6a. Did you feel pressure in representing such a great historical figure?
Very great pressure. Oh it was a huge undertaking. Especially because every
photograph I found, and I had people going to the Schomberg institute in New
York. I hired my cousin in New York to go to the Schaumburg for me and find
every photograph she could on Harriet Tubman, enlarge them and send them to
me which she did and what I found was that every photograph of Harriet Tubman
was intensely different. Her face seemed to change radically from photograph
to photograph. I
don't know, she'd be heavier in one, thin, kind of gaunt in another, very elderly in another, middle aged in one. I did see one of her as a very young woman that was at her home in Auburn New York. So with all of these different representations of her and then with the drawings, you know there are a million drawings of her, and they're all different too. So my task became: How can I give the feeling of her and blend all these images of her into one, so that people will look at her and feel that's Harriet, not

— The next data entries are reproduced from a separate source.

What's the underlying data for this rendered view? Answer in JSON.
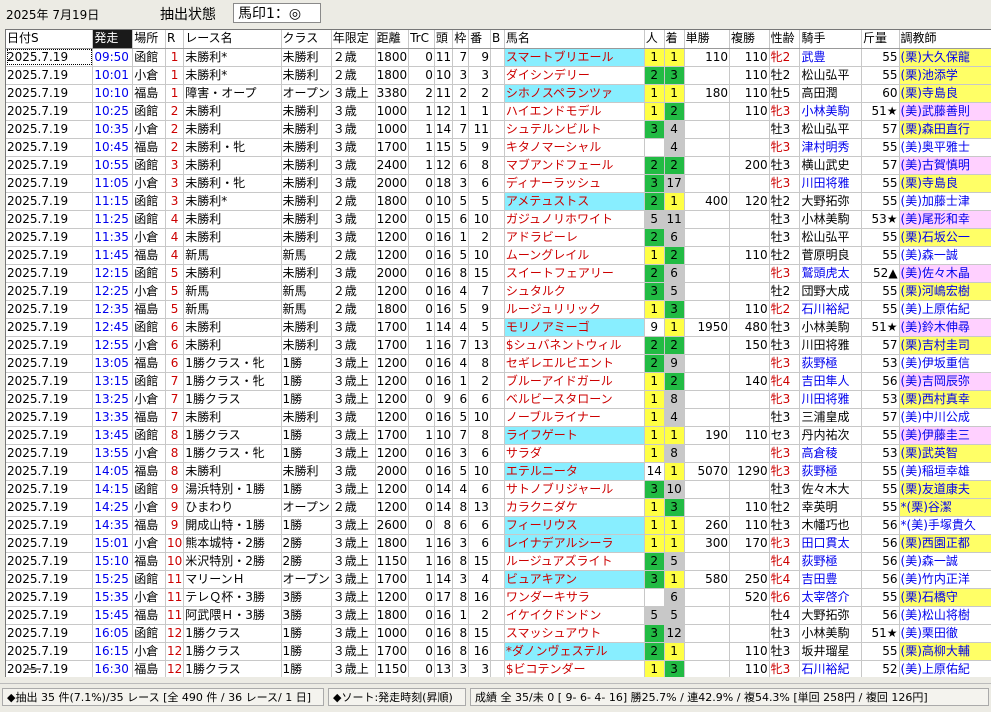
{
  "header": {
    "date": "2025年  7月19日",
    "filter_label": "抽出状態",
    "filter_value": "馬印1：◎"
  },
  "columns": [
    "日付S",
    "発走",
    "場所",
    "R",
    "レース名",
    "クラス",
    "年限定",
    "距離",
    "TrC",
    "頭",
    "枠",
    "番",
    "B",
    "馬名",
    "人",
    "着",
    "単勝",
    "複勝",
    "性齢",
    "騎手",
    "斤量",
    "調教師"
  ],
  "rows": [
    [
      "2025.7.19",
      "09:50",
      "函館",
      "1",
      "未勝利*",
      "未勝利",
      "２歳",
      "1800",
      "0",
      "11",
      "7",
      "9",
      "",
      "スマートブリエール",
      "1",
      "1",
      "110",
      "110",
      "牝2",
      "武豊",
      "55",
      "(栗)大久保龍"
    ],
    [
      "2025.7.19",
      "10:01",
      "小倉",
      "1",
      "未勝利*",
      "未勝利",
      "２歳",
      "1800",
      "0",
      "10",
      "3",
      "3",
      "",
      "ダイシンデリー",
      "2",
      "3",
      "",
      "110",
      "牡2",
      "松山弘平",
      "55",
      "(栗)池添学"
    ],
    [
      "2025.7.19",
      "10:10",
      "福島",
      "1",
      "障害・オープ",
      "オープン",
      "３歳上",
      "3380",
      "2",
      "11",
      "2",
      "2",
      "",
      "シホノスペランツァ",
      "1",
      "1",
      "180",
      "110",
      "牡5",
      "高田潤",
      "60",
      "(栗)寺島良"
    ],
    [
      "2025.7.19",
      "10:25",
      "函館",
      "2",
      "未勝利",
      "未勝利",
      "３歳",
      "1000",
      "1",
      "12",
      "1",
      "1",
      "",
      "ハイエンドモデル",
      "1",
      "2",
      "",
      "110",
      "牝3",
      "小林美駒",
      "51★",
      "(美)武藤善則"
    ],
    [
      "2025.7.19",
      "10:35",
      "小倉",
      "2",
      "未勝利",
      "未勝利",
      "３歳",
      "1000",
      "1",
      "14",
      "7",
      "11",
      "",
      "シュテルンビルト",
      "3",
      "4",
      "",
      "",
      "牡3",
      "松山弘平",
      "57",
      "(栗)森田直行"
    ],
    [
      "2025.7.19",
      "10:45",
      "福島",
      "2",
      "未勝利・牝",
      "未勝利",
      "３歳",
      "1700",
      "1",
      "15",
      "5",
      "9",
      "",
      "キタノマーシャル",
      "",
      "4",
      "",
      "",
      "牝3",
      "津村明秀",
      "55",
      "(美)奥平雅士"
    ],
    [
      "2025.7.19",
      "10:55",
      "函館",
      "3",
      "未勝利",
      "未勝利",
      "３歳",
      "2400",
      "1",
      "12",
      "6",
      "8",
      "",
      "マブアンドフェール",
      "2",
      "2",
      "",
      "200",
      "牡3",
      "横山武史",
      "57",
      "(美)古賀慎明"
    ],
    [
      "2025.7.19",
      "11:05",
      "小倉",
      "3",
      "未勝利・牝",
      "未勝利",
      "３歳",
      "2000",
      "0",
      "18",
      "3",
      "6",
      "",
      "ディナーラッシュ",
      "3",
      "17",
      "",
      "",
      "牝3",
      "川田将雅",
      "55",
      "(栗)寺島良"
    ],
    [
      "2025.7.19",
      "11:15",
      "函館",
      "3",
      "未勝利*",
      "未勝利",
      "２歳",
      "1800",
      "0",
      "10",
      "5",
      "5",
      "",
      "アメテュストス",
      "2",
      "1",
      "400",
      "120",
      "牡2",
      "大野拓弥",
      "55",
      "(美)加藤士津"
    ],
    [
      "2025.7.19",
      "11:25",
      "函館",
      "4",
      "未勝利",
      "未勝利",
      "３歳",
      "1200",
      "0",
      "15",
      "6",
      "10",
      "",
      "ガジュノリホワイト",
      "5",
      "11",
      "",
      "",
      "牡3",
      "小林美駒",
      "53★",
      "(美)尾形和幸"
    ],
    [
      "2025.7.19",
      "11:35",
      "小倉",
      "4",
      "未勝利",
      "未勝利",
      "３歳",
      "1200",
      "0",
      "16",
      "1",
      "2",
      "",
      "アドラビーレ",
      "2",
      "6",
      "",
      "",
      "牡3",
      "松山弘平",
      "55",
      "(栗)石坂公一"
    ],
    [
      "2025.7.19",
      "11:45",
      "福島",
      "4",
      "新馬",
      "新馬",
      "２歳",
      "1200",
      "0",
      "16",
      "5",
      "10",
      "",
      "ムーングレイル",
      "1",
      "2",
      "",
      "110",
      "牡2",
      "菅原明良",
      "55",
      "(美)森一誠"
    ],
    [
      "2025.7.19",
      "12:15",
      "函館",
      "5",
      "未勝利",
      "未勝利",
      "３歳",
      "2000",
      "0",
      "16",
      "8",
      "15",
      "",
      "スイートフェアリー",
      "2",
      "6",
      "",
      "",
      "牝3",
      "鷲頭虎太",
      "52▲",
      "(美)佐々木晶"
    ],
    [
      "2025.7.19",
      "12:25",
      "小倉",
      "5",
      "新馬",
      "新馬",
      "２歳",
      "1200",
      "0",
      "16",
      "4",
      "7",
      "",
      "シュタルク",
      "3",
      "5",
      "",
      "",
      "牡2",
      "団野大成",
      "55",
      "(栗)河嶋宏樹"
    ],
    [
      "2025.7.19",
      "12:35",
      "福島",
      "5",
      "新馬",
      "新馬",
      "２歳",
      "1800",
      "0",
      "16",
      "5",
      "9",
      "",
      "ルージュリリック",
      "1",
      "3",
      "",
      "110",
      "牝2",
      "石川裕紀",
      "55",
      "(美)上原佑紀"
    ],
    [
      "2025.7.19",
      "12:45",
      "函館",
      "6",
      "未勝利",
      "未勝利",
      "３歳",
      "1700",
      "1",
      "14",
      "4",
      "5",
      "",
      "モリノアミーゴ",
      "9",
      "1",
      "1950",
      "480",
      "牡3",
      "小林美駒",
      "51★",
      "(美)鈴木伸尋"
    ],
    [
      "2025.7.19",
      "12:55",
      "小倉",
      "6",
      "未勝利",
      "未勝利",
      "３歳",
      "1700",
      "1",
      "16",
      "7",
      "13",
      "",
      "$シュバネントウィル",
      "2",
      "2",
      "",
      "150",
      "牡3",
      "川田将雅",
      "57",
      "(栗)吉村圭司"
    ],
    [
      "2025.7.19",
      "13:05",
      "福島",
      "6",
      "1勝クラス・牝",
      "1勝",
      "３歳上",
      "1200",
      "0",
      "16",
      "4",
      "8",
      "",
      "セギレエルビエント",
      "2",
      "9",
      "",
      "",
      "牝3",
      "荻野極",
      "53",
      "(美)伊坂重信"
    ],
    [
      "2025.7.19",
      "13:15",
      "函館",
      "7",
      "1勝クラス・牝",
      "1勝",
      "３歳上",
      "1200",
      "0",
      "16",
      "1",
      "2",
      "",
      "ブルーアイドガール",
      "1",
      "2",
      "",
      "140",
      "牝4",
      "吉田隼人",
      "56",
      "(美)吉岡辰弥"
    ],
    [
      "2025.7.19",
      "13:25",
      "小倉",
      "7",
      "1勝クラス",
      "1勝",
      "３歳上",
      "1200",
      "0",
      "9",
      "6",
      "6",
      "",
      "ベルビースタローン",
      "1",
      "8",
      "",
      "",
      "牝3",
      "川田将雅",
      "53",
      "(栗)西村真幸"
    ],
    [
      "2025.7.19",
      "13:35",
      "福島",
      "7",
      "未勝利",
      "未勝利",
      "３歳",
      "1200",
      "0",
      "16",
      "5",
      "10",
      "",
      "ノーブルライナー",
      "1",
      "4",
      "",
      "",
      "牡3",
      "三浦皇成",
      "57",
      "(美)中川公成"
    ],
    [
      "2025.7.19",
      "13:45",
      "函館",
      "8",
      "1勝クラス",
      "1勝",
      "３歳上",
      "1700",
      "1",
      "10",
      "7",
      "8",
      "",
      "ライフゲート",
      "1",
      "1",
      "190",
      "110",
      "セ3",
      "丹内祐次",
      "55",
      "(美)伊藤圭三"
    ],
    [
      "2025.7.19",
      "13:55",
      "小倉",
      "8",
      "1勝クラス・牝",
      "1勝",
      "３歳上",
      "1200",
      "0",
      "16",
      "3",
      "6",
      "",
      "サラダ",
      "1",
      "8",
      "",
      "",
      "牝3",
      "高倉稜",
      "53",
      "(栗)武英智"
    ],
    [
      "2025.7.19",
      "14:05",
      "福島",
      "8",
      "未勝利",
      "未勝利",
      "３歳",
      "2000",
      "0",
      "16",
      "5",
      "10",
      "",
      "エテルニータ",
      "14",
      "1",
      "5070",
      "1290",
      "牝3",
      "荻野極",
      "55",
      "(美)稲垣幸雄"
    ],
    [
      "2025.7.19",
      "14:15",
      "函館",
      "9",
      "湯浜特別・1勝",
      "1勝",
      "３歳上",
      "1200",
      "0",
      "14",
      "4",
      "6",
      "",
      "サトノブリジャール",
      "3",
      "10",
      "",
      "",
      "牡3",
      "佐々木大",
      "55",
      "(栗)友道康夫"
    ],
    [
      "2025.7.19",
      "14:25",
      "小倉",
      "9",
      "ひまわり",
      "オープン",
      "２歳",
      "1200",
      "0",
      "14",
      "8",
      "13",
      "",
      "カラクニダケ",
      "1",
      "3",
      "",
      "110",
      "牡2",
      "幸英明",
      "55",
      "*(栗)谷潔"
    ],
    [
      "2025.7.19",
      "14:35",
      "福島",
      "9",
      "開成山特・1勝",
      "1勝",
      "３歳上",
      "2600",
      "0",
      "8",
      "6",
      "6",
      "",
      "フィーリウス",
      "1",
      "1",
      "260",
      "110",
      "牡3",
      "木幡巧也",
      "56",
      "*(美)手塚貴久"
    ],
    [
      "2025.7.19",
      "15:01",
      "小倉",
      "10",
      "熊本城特・2勝",
      "2勝",
      "３歳上",
      "1800",
      "1",
      "16",
      "3",
      "6",
      "",
      "レイナデアルシーラ",
      "1",
      "1",
      "300",
      "170",
      "牝3",
      "田口貫太",
      "56",
      "(栗)西園正都"
    ],
    [
      "2025.7.19",
      "15:10",
      "福島",
      "10",
      "米沢特別・2勝",
      "2勝",
      "３歳上",
      "1150",
      "1",
      "16",
      "8",
      "15",
      "",
      "ルージュアズライト",
      "2",
      "5",
      "",
      "",
      "牝4",
      "荻野極",
      "56",
      "(美)森一誠"
    ],
    [
      "2025.7.19",
      "15:25",
      "函館",
      "11",
      "マリーンＨ",
      "オープン",
      "３歳上",
      "1700",
      "1",
      "14",
      "3",
      "4",
      "",
      "ビュアキアン",
      "3",
      "1",
      "580",
      "250",
      "牝4",
      "吉田豊",
      "56",
      "(美)竹内正洋"
    ],
    [
      "2025.7.19",
      "15:35",
      "小倉",
      "11",
      "テレＱ杯・3勝",
      "3勝",
      "３歳上",
      "1200",
      "0",
      "17",
      "8",
      "16",
      "",
      "ワンダーキサラ",
      "",
      "6",
      "",
      "520",
      "牝6",
      "太宰啓介",
      "55",
      "(栗)石橋守"
    ],
    [
      "2025.7.19",
      "15:45",
      "福島",
      "11",
      "阿武隈Ｈ・3勝",
      "3勝",
      "３歳上",
      "1800",
      "0",
      "16",
      "1",
      "2",
      "",
      "イケイクドンドン",
      "5",
      "5",
      "",
      "",
      "牡4",
      "大野拓弥",
      "56",
      "(美)松山将樹"
    ],
    [
      "2025.7.19",
      "16:05",
      "函館",
      "12",
      "1勝クラス",
      "1勝",
      "３歳上",
      "1000",
      "0",
      "16",
      "8",
      "15",
      "",
      "スマッシュアウト",
      "3",
      "12",
      "",
      "",
      "牡3",
      "小林美駒",
      "51★",
      "(美)栗田徹"
    ],
    [
      "2025.7.19",
      "16:15",
      "小倉",
      "12",
      "1勝クラス",
      "1勝",
      "３歳上",
      "1700",
      "0",
      "16",
      "8",
      "16",
      "",
      "*ダノンヴェステル",
      "2",
      "1",
      "",
      "110",
      "牡3",
      "坂井瑠星",
      "55",
      "(栗)高柳大輔"
    ],
    [
      "2025.7.19",
      "16:30",
      "福島",
      "12",
      "1勝クラス",
      "1勝",
      "３歳上",
      "1150",
      "0",
      "13",
      "3",
      "3",
      "",
      "$ビコテンダー",
      "1",
      "3",
      "",
      "110",
      "牝3",
      "石川裕紀",
      "52",
      "(美)上原佑紀"
    ]
  ],
  "status": {
    "extract": "◆抽出 35 件(7.1%)/35 レース [全 490 件 / 36 レース/ 1 日]",
    "sort": "◆ソート:発走時刻(昇順)",
    "result": "成績 全 35/未 0 [ 9- 6- 4- 16] 勝25.7% / 連42.9% / 複54.3% [単回 258円 / 複回 126円]"
  },
  "colors": {
    "yellow": "#ffff44",
    "green": "#22bb44",
    "gray": "#c8c8c8",
    "cyan": "#88eeff",
    "blue_text": "#0000ee",
    "red_text": "#cc0000"
  }
}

necessarily feel "Oh yeah, that's the photograph of her when she's standing in front of the building" or "that's her when she's old and she's 95 and sitting in a rocking chair," you know? I didn't want it to be that. So there are people who have questioned the likeness and I know that they're questioning it because I blended the likenesses and they're thinking of one photograph, saying "she doesn't look quite like that photograph." You know? So I tried to make her youthful, very few photographs of her as a youthful woman, but when she did most of her work she was in her youth. And she was a very short woman so it was a challenge to give her, to make her monumental but also let it be known that she was a small woman.